(Source records)

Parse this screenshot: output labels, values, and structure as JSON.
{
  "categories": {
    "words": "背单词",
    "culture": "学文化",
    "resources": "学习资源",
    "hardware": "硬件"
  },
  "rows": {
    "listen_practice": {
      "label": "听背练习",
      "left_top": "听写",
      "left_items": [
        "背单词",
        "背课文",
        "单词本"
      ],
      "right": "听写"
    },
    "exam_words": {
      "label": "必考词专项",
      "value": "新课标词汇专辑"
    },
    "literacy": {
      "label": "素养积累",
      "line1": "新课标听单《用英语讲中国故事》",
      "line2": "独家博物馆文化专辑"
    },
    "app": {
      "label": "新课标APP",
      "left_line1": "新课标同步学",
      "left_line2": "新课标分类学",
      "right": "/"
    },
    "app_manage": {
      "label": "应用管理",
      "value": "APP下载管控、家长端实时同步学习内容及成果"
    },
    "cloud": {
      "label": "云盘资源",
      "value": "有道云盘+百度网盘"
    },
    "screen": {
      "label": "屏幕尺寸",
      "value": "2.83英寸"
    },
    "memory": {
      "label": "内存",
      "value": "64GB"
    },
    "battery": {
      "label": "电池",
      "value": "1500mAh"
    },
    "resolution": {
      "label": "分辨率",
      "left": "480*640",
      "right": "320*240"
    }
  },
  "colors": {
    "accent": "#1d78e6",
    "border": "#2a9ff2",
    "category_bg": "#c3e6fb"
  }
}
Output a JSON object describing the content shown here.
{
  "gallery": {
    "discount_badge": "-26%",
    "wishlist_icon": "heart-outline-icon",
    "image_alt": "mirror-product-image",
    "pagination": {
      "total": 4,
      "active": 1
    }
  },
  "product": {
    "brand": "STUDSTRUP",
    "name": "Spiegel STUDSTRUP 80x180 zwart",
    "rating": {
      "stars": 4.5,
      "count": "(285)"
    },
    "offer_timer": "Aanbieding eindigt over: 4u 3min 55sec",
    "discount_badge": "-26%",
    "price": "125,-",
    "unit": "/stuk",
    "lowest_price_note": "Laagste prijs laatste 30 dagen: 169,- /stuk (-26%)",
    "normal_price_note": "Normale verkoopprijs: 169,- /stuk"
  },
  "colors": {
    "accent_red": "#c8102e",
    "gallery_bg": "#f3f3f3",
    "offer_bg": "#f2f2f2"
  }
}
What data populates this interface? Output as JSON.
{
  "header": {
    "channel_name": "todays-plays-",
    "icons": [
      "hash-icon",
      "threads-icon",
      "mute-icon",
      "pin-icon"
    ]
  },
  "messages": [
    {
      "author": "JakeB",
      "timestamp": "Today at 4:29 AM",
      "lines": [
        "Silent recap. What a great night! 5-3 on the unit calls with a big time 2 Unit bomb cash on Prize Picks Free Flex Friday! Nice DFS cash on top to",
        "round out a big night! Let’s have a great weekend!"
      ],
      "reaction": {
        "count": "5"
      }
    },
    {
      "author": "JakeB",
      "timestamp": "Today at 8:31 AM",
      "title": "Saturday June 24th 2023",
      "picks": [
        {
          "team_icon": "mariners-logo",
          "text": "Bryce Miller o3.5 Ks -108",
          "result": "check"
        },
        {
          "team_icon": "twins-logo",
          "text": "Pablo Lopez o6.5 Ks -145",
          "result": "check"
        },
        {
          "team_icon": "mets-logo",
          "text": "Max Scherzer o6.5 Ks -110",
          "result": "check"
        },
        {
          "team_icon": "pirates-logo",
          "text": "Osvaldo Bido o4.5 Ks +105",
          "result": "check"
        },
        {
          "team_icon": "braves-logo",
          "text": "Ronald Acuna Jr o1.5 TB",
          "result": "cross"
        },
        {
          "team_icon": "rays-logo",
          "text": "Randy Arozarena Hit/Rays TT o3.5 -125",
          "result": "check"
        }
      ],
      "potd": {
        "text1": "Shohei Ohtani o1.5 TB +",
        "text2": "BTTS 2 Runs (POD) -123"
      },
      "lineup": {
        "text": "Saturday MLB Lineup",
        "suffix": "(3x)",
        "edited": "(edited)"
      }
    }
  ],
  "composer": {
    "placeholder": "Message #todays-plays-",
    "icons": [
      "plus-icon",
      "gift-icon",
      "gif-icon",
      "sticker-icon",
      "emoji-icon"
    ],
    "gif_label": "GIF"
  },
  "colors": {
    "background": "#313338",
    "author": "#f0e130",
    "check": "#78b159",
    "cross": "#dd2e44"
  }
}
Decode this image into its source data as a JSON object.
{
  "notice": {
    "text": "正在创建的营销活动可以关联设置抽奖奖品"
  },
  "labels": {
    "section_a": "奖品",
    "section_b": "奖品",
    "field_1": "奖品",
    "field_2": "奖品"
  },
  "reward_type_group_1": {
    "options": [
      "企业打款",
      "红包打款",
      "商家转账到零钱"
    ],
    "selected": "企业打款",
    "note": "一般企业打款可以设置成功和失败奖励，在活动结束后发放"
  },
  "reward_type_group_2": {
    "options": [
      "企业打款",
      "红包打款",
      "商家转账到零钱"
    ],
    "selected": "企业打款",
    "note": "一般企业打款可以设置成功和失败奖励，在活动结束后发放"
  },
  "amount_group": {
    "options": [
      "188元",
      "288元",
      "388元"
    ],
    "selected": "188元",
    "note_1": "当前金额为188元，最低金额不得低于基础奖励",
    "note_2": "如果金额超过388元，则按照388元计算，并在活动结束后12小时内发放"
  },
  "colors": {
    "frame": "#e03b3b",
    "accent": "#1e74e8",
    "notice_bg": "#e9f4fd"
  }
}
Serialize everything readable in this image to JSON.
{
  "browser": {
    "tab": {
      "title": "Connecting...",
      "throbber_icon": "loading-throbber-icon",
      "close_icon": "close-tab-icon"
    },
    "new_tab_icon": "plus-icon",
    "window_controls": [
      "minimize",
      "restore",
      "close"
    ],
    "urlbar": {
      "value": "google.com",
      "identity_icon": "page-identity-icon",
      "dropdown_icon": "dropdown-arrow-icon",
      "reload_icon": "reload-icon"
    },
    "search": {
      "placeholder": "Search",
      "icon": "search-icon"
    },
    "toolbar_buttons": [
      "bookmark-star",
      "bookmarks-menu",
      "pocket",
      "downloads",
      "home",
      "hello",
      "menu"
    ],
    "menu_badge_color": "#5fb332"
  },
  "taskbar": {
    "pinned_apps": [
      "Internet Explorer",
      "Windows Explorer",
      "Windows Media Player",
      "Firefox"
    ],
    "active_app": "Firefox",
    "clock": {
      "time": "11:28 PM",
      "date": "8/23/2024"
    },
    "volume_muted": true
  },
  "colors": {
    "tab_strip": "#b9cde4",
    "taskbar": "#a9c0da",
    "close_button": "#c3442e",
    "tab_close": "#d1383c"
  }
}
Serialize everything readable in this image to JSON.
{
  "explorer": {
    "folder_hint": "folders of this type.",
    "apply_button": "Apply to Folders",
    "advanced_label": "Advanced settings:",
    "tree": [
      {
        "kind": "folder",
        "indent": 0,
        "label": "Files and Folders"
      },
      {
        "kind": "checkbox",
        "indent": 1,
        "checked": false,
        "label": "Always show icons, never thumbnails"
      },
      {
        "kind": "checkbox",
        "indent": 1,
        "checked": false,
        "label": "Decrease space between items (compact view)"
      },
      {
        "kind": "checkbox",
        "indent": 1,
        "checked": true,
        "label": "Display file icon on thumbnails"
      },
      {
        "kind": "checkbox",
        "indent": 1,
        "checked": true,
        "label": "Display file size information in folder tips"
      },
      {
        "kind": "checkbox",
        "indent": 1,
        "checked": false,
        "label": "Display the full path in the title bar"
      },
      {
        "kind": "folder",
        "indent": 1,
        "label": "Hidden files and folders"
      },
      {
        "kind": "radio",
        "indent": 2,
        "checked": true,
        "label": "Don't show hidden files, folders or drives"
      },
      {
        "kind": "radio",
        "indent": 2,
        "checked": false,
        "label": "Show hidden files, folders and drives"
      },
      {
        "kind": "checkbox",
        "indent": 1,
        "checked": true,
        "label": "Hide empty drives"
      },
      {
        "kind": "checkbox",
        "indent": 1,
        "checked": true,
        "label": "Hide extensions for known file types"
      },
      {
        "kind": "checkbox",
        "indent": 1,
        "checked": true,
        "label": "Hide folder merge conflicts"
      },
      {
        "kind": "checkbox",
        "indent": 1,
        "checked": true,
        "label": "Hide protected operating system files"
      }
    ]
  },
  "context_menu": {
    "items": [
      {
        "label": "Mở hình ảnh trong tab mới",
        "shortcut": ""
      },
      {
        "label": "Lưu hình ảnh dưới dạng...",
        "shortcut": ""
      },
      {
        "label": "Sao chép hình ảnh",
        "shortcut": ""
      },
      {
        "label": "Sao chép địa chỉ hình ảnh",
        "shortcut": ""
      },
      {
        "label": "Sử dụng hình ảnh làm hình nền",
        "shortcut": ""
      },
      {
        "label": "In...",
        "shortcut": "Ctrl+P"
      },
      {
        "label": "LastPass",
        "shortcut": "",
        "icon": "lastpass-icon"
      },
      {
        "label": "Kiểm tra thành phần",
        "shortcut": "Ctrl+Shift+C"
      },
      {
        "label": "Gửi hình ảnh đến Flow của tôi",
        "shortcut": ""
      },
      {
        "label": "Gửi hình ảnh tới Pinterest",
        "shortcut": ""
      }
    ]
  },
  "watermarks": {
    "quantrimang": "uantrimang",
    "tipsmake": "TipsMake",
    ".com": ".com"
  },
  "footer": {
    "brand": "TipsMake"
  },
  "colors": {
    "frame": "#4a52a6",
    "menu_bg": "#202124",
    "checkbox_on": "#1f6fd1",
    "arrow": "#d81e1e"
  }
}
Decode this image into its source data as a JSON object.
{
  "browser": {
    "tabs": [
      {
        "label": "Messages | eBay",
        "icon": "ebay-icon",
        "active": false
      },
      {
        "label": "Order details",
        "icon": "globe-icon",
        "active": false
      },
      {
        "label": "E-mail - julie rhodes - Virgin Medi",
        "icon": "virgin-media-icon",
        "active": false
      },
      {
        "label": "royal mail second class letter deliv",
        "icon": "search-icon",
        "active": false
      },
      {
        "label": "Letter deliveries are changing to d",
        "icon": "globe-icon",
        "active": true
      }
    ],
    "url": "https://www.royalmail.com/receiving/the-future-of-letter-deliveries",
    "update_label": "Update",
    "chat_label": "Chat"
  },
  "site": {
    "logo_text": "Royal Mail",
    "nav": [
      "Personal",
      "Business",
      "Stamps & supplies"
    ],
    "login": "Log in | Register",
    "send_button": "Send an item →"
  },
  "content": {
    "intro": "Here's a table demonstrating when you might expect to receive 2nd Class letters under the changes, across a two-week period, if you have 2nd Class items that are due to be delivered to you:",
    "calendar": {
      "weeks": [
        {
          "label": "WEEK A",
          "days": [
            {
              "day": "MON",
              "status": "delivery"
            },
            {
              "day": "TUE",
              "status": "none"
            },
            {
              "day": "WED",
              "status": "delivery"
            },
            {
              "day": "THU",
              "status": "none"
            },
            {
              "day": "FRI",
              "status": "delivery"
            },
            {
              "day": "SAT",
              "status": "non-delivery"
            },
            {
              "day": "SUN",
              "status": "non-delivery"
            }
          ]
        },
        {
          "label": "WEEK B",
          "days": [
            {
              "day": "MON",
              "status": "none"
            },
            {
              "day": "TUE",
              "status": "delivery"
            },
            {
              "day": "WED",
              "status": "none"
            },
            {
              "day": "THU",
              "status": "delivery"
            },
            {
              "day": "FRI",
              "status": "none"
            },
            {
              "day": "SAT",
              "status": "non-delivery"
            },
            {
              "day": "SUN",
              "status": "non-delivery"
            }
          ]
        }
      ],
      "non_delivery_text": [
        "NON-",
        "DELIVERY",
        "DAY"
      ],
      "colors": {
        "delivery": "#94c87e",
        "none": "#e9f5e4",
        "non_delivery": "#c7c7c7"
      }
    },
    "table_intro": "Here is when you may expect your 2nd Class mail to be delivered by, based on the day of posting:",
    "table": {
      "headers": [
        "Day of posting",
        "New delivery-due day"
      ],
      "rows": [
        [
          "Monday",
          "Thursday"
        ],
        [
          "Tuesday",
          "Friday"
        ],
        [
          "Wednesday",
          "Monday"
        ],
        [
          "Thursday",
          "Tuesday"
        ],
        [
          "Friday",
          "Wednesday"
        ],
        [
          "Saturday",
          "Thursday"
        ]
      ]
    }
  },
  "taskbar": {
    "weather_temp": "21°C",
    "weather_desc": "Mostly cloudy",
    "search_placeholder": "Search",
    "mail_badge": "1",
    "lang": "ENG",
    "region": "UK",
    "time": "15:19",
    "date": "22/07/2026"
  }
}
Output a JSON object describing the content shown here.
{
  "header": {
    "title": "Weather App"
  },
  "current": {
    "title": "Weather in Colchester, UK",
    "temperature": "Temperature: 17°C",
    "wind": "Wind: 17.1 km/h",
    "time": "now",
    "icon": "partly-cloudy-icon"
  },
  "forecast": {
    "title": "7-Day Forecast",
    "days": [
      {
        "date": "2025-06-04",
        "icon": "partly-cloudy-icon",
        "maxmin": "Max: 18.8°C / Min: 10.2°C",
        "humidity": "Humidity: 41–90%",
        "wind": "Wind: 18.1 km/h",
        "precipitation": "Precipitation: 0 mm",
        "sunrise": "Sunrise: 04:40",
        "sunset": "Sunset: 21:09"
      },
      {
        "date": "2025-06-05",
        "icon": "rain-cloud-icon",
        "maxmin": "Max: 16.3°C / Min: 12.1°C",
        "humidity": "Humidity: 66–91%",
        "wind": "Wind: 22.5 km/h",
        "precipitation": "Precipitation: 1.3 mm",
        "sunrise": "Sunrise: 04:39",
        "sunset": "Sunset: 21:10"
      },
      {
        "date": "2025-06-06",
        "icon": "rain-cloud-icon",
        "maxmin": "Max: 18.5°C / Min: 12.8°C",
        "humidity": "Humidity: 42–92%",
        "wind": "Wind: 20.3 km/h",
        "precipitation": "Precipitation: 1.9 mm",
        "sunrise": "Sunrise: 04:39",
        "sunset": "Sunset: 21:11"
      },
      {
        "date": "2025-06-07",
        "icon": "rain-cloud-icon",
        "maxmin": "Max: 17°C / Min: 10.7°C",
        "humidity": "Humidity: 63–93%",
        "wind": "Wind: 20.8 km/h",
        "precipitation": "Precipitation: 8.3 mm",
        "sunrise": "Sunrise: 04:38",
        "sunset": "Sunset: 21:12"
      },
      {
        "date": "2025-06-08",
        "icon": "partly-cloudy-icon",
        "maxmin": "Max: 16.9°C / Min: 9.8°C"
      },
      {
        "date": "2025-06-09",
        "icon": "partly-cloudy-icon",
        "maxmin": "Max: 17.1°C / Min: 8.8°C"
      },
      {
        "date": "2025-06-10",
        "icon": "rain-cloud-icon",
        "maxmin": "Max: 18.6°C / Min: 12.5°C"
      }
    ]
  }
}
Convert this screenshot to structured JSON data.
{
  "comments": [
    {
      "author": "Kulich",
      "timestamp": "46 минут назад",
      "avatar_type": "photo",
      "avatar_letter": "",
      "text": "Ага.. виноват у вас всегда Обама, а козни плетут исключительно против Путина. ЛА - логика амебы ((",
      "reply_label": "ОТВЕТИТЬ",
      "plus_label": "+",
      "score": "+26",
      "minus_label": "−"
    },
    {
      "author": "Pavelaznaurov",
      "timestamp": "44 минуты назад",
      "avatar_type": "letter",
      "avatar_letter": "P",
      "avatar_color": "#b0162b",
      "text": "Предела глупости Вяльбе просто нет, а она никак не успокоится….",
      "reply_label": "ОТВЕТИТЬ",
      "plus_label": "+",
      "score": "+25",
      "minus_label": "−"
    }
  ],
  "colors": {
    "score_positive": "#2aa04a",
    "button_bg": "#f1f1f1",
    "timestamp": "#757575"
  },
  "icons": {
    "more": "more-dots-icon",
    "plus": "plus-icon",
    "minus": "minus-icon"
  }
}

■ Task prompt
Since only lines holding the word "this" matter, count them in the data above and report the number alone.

■ Exercise solution
8